Input for this task —
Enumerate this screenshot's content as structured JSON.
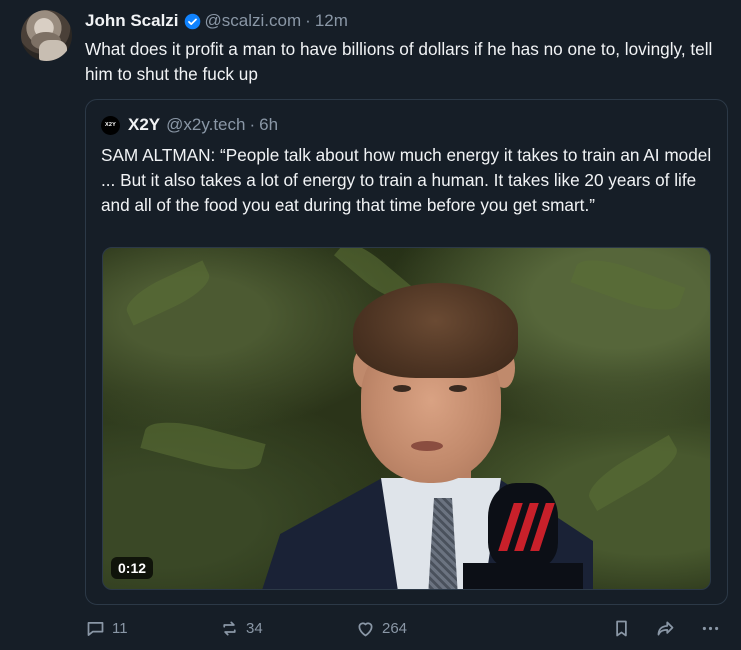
{
  "post": {
    "author_name": "John Scalzi",
    "author_handle": "@scalzi.com",
    "separator": "·",
    "time": "12m",
    "text": "What does it profit a man to have billions of dollars if he has no one to, lovingly, tell him to shut the fuck up"
  },
  "quote": {
    "logo_text": "X2Y",
    "author_name": "X2Y",
    "author_handle": "@x2y.tech",
    "separator": "·",
    "time": "6h",
    "text": "SAM ALTMAN: “People talk about how much energy it takes to train an AI model ... But it also takes a lot of energy to train a human. It takes like 20 years of life and all of the food you eat during that time before you get smart.”",
    "video": {
      "duration": "0:12"
    }
  },
  "actions": {
    "reply_count": "11",
    "repost_count": "34",
    "like_count": "264"
  },
  "icons": {
    "verified": "verified-badge-icon",
    "reply": "reply-icon",
    "repost": "repost-icon",
    "like": "heart-icon",
    "bookmark": "bookmark-icon",
    "share": "share-icon",
    "more": "more-icon"
  },
  "colors": {
    "background": "#161e27",
    "text": "#f1f3f5",
    "muted": "#8a97a6",
    "verified": "#1083fe",
    "border": "#2c3947"
  }
}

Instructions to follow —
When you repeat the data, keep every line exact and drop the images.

Answer box —
Enumerate this screenshot's content as structured JSON.
{
  "post": {
    "author_name": "John Scalzi",
    "author_handle": "@scalzi.com",
    "separator": "·",
    "time": "12m",
    "text": "What does it profit a man to have billions of dollars if he has no one to, lovingly, tell him to shut the fuck up"
  },
  "quote": {
    "logo_text": "X2Y",
    "author_name": "X2Y",
    "author_handle": "@x2y.tech",
    "separator": "·",
    "time": "6h",
    "text": "SAM ALTMAN: “People talk about how much energy it takes to train an AI model ... But it also takes a lot of energy to train a human. It takes like 20 years of life and all of the food you eat during that time before you get smart.”",
    "video": {
      "duration": "0:12"
    }
  },
  "actions": {
    "reply_count": "11",
    "repost_count": "34",
    "like_count": "264"
  },
  "icons": {
    "verified": "verified-badge-icon",
    "reply": "reply-icon",
    "repost": "repost-icon",
    "like": "heart-icon",
    "bookmark": "bookmark-icon",
    "share": "share-icon",
    "more": "more-icon"
  },
  "colors": {
    "background": "#161e27",
    "text": "#f1f3f5",
    "muted": "#8a97a6",
    "verified": "#1083fe",
    "border": "#2c3947"
  }
}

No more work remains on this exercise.